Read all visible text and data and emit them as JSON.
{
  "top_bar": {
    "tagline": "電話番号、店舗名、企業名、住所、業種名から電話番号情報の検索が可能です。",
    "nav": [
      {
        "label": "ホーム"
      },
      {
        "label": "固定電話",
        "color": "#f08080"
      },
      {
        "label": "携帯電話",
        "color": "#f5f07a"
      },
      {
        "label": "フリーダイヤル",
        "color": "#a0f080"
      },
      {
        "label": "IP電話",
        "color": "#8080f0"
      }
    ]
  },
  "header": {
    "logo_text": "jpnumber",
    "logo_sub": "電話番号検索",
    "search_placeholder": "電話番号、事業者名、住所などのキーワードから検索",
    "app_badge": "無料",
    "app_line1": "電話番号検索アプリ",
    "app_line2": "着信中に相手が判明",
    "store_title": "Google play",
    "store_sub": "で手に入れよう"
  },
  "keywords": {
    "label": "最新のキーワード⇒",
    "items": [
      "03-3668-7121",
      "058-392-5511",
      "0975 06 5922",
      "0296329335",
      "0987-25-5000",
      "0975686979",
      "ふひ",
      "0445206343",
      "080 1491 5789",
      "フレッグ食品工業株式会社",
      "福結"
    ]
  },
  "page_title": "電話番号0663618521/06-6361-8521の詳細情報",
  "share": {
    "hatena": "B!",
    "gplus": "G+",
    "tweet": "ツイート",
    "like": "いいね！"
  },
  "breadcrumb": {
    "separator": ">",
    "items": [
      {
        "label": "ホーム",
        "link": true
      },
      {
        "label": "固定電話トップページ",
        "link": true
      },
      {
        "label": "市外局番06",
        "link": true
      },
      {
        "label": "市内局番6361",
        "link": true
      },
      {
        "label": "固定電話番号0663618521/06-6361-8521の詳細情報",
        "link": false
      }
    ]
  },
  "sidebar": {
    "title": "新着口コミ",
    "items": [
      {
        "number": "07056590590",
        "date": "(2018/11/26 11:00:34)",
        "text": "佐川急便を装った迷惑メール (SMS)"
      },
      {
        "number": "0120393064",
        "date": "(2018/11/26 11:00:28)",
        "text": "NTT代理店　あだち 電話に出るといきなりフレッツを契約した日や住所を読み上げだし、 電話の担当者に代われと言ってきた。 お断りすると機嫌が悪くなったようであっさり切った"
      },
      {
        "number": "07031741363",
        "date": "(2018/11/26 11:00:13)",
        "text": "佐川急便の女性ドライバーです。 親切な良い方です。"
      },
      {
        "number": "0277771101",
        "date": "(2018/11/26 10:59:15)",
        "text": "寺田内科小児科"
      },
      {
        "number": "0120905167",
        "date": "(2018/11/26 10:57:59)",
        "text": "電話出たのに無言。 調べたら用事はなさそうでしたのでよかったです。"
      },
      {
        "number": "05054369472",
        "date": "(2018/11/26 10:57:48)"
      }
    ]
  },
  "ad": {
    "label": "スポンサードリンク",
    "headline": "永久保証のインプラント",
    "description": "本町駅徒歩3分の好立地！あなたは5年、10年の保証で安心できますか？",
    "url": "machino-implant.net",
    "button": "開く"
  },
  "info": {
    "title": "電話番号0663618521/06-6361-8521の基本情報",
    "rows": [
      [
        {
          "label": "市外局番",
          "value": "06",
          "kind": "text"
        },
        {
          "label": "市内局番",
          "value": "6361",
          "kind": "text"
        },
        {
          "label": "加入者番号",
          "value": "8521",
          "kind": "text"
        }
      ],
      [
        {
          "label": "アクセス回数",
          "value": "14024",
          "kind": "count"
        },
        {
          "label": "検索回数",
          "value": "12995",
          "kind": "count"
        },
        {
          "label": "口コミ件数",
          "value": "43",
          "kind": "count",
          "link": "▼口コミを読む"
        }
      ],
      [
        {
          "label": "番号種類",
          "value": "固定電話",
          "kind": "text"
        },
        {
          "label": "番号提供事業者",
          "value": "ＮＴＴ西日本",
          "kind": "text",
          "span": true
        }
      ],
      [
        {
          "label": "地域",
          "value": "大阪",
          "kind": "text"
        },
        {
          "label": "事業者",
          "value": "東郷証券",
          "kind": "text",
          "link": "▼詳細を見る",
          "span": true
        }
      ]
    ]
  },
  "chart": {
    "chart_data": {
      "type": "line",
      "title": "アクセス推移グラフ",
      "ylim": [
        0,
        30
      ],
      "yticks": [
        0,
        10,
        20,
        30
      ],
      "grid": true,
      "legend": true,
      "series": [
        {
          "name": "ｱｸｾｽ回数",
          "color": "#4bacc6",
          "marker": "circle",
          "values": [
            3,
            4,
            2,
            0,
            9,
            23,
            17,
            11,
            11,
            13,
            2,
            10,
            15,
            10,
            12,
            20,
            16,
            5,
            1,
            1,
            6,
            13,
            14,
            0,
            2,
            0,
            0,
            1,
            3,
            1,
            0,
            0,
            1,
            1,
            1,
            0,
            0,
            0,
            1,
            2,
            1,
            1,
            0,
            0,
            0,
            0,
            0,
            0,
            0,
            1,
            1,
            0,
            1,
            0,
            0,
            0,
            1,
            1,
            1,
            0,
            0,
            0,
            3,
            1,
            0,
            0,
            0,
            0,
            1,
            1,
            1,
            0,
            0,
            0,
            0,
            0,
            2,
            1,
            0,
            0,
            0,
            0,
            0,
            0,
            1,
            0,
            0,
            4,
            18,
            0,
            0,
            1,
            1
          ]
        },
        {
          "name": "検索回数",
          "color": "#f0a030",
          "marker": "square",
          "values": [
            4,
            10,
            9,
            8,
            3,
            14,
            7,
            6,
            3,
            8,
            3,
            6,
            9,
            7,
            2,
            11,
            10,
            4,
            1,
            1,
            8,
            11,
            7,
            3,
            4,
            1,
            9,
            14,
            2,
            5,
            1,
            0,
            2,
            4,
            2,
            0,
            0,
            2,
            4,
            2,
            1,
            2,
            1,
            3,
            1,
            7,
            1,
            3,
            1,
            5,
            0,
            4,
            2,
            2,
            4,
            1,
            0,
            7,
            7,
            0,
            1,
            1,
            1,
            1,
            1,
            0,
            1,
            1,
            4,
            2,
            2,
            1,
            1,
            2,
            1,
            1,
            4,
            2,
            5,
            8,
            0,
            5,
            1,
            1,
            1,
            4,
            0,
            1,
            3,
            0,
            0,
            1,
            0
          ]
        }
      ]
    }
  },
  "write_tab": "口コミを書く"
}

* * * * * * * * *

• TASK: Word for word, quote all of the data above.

• WRITTEN SOLUTION:
Read all visible text and data and emit them as JSON.
{
  "top_bar": {
    "tagline": "電話番号、店舗名、企業名、住所、業種名から電話番号情報の検索が可能です。",
    "nav": [
      {
        "label": "ホーム"
      },
      {
        "label": "固定電話",
        "color": "#f08080"
      },
      {
        "label": "携帯電話",
        "color": "#f5f07a"
      },
      {
        "label": "フリーダイヤル",
        "color": "#a0f080"
      },
      {
        "label": "IP電話",
        "color": "#8080f0"
      }
    ]
  },
  "header": {
    "logo_text": "jpnumber",
    "logo_sub": "電話番号検索",
    "search_placeholder": "電話番号、事業者名、住所などのキーワードから検索",
    "app_badge": "無料",
    "app_line1": "電話番号検索アプリ",
    "app_line2": "着信中に相手が判明",
    "store_title": "Google play",
    "store_sub": "で手に入れよう"
  },
  "keywords": {
    "label": "最新のキーワード⇒",
    "items": [
      "03-3668-7121",
      "058-392-5511",
      "0975 06 5922",
      "0296329335",
      "0987-25-5000",
      "0975686979",
      "ふひ",
      "0445206343",
      "080 1491 5789",
      "フレッグ食品工業株式会社",
      "福結"
    ]
  },
  "page_title": "電話番号0663618521/06-6361-8521の詳細情報",
  "share": {
    "hatena": "B!",
    "gplus": "G+",
    "tweet": "ツイート",
    "like": "いいね！"
  },
  "breadcrumb": {
    "separator": ">",
    "items": [
      {
        "label": "ホーム",
        "link": true
      },
      {
        "label": "固定電話トップページ",
        "link": true
      },
      {
        "label": "市外局番06",
        "link": true
      },
      {
        "label": "市内局番6361",
        "link": true
      },
      {
        "label": "固定電話番号0663618521/06-6361-8521の詳細情報",
        "link": false
      }
    ]
  },
  "sidebar": {
    "title": "新着口コミ",
    "items": [
      {
        "number": "07056590590",
        "date": "(2018/11/26 11:00:34)",
        "text": "佐川急便を装った迷惑メール (SMS)"
      },
      {
        "number": "0120393064",
        "date": "(2018/11/26 11:00:28)",
        "text": "NTT代理店　あだち 電話に出るといきなりフレッツを契約した日や住所を読み上げだし、 電話の担当者に代われと言ってきた。 お断りすると機嫌が悪くなったようであっさり切った"
      },
      {
        "number": "07031741363",
        "date": "(2018/11/26 11:00:13)",
        "text": "佐川急便の女性ドライバーです。 親切な良い方です。"
      },
      {
        "number": "0277771101",
        "date": "(2018/11/26 10:59:15)",
        "text": "寺田内科小児科"
      },
      {
        "number": "0120905167",
        "date": "(2018/11/26 10:57:59)",
        "text": "電話出たのに無言。 調べたら用事はなさそうでしたのでよかったです。"
      },
      {
        "number": "05054369472",
        "date": "(2018/11/26 10:57:48)"
      }
    ]
  },
  "ad": {
    "label": "スポンサードリンク",
    "headline": "永久保証のインプラント",
    "description": "本町駅徒歩3分の好立地！あなたは5年、10年の保証で安心できますか？",
    "url": "machino-implant.net",
    "button": "開く"
  },
  "info": {
    "title": "電話番号0663618521/06-6361-8521の基本情報",
    "rows": [
      [
        {
          "label": "市外局番",
          "value": "06",
          "kind": "text"
        },
        {
          "label": "市内局番",
          "value": "6361",
          "kind": "text"
        },
        {
          "label": "加入者番号",
          "value": "8521",
          "kind": "text"
        }
      ],
      [
        {
          "label": "アクセス回数",
          "value": "14024",
          "kind": "count"
        },
        {
          "label": "検索回数",
          "value": "12995",
          "kind": "count"
        },
        {
          "label": "口コミ件数",
          "value": "43",
          "kind": "count",
          "link": "▼口コミを読む"
        }
      ],
      [
        {
          "label": "番号種類",
          "value": "固定電話",
          "kind": "text"
        },
        {
          "label": "番号提供事業者",
          "value": "ＮＴＴ西日本",
          "kind": "text",
          "span": true
        }
      ],
      [
        {
          "label": "地域",
          "value": "大阪",
          "kind": "text"
        },
        {
          "label": "事業者",
          "value": "東郷証券",
          "kind": "text",
          "link": "▼詳細を見る",
          "span": true
        }
      ]
    ]
  },
  "chart": {
    "chart_data": {
      "type": "line",
      "title": "アクセス推移グラフ",
      "ylim": [
        0,
        30
      ],
      "yticks": [
        0,
        10,
        20,
        30
      ],
      "grid": true,
      "legend": true,
      "series": [
        {
          "name": "ｱｸｾｽ回数",
          "color": "#4bacc6",
          "marker": "circle",
          "values": [
            3,
            4,
            2,
            0,
            9,
            23,
            17,
            11,
            11,
            13,
            2,
            10,
            15,
            10,
            12,
            20,
            16,
            5,
            1,
            1,
            6,
            13,
            14,
            0,
            2,
            0,
            0,
            1,
            3,
            1,
            0,
            0,
            1,
            1,
            1,
            0,
            0,
            0,
            1,
            2,
            1,
            1,
            0,
            0,
            0,
            0,
            0,
            0,
            0,
            1,
            1,
            0,
            1,
            0,
            0,
            0,
            1,
            1,
            1,
            0,
            0,
            0,
            3,
            1,
            0,
            0,
            0,
            0,
            1,
            1,
            1,
            0,
            0,
            0,
            0,
            0,
            2,
            1,
            0,
            0,
            0,
            0,
            0,
            0,
            1,
            0,
            0,
            4,
            18,
            0,
            0,
            1,
            1
          ]
        },
        {
          "name": "検索回数",
          "color": "#f0a030",
          "marker": "square",
          "values": [
            4,
            10,
            9,
            8,
            3,
            14,
            7,
            6,
            3,
            8,
            3,
            6,
            9,
            7,
            2,
            11,
            10,
            4,
            1,
            1,
            8,
            11,
            7,
            3,
            4,
            1,
            9,
            14,
            2,
            5,
            1,
            0,
            2,
            4,
            2,
            0,
            0,
            2,
            4,
            2,
            1,
            2,
            1,
            3,
            1,
            7,
            1,
            3,
            1,
            5,
            0,
            4,
            2,
            2,
            4,
            1,
            0,
            7,
            7,
            0,
            1,
            1,
            1,
            1,
            1,
            0,
            1,
            1,
            4,
            2,
            2,
            1,
            1,
            2,
            1,
            1,
            4,
            2,
            5,
            8,
            0,
            5,
            1,
            1,
            1,
            4,
            0,
            1,
            3,
            0,
            0,
            1,
            0
          ]
        }
      ]
    }
  },
  "write_tab": "口コミを書く"
}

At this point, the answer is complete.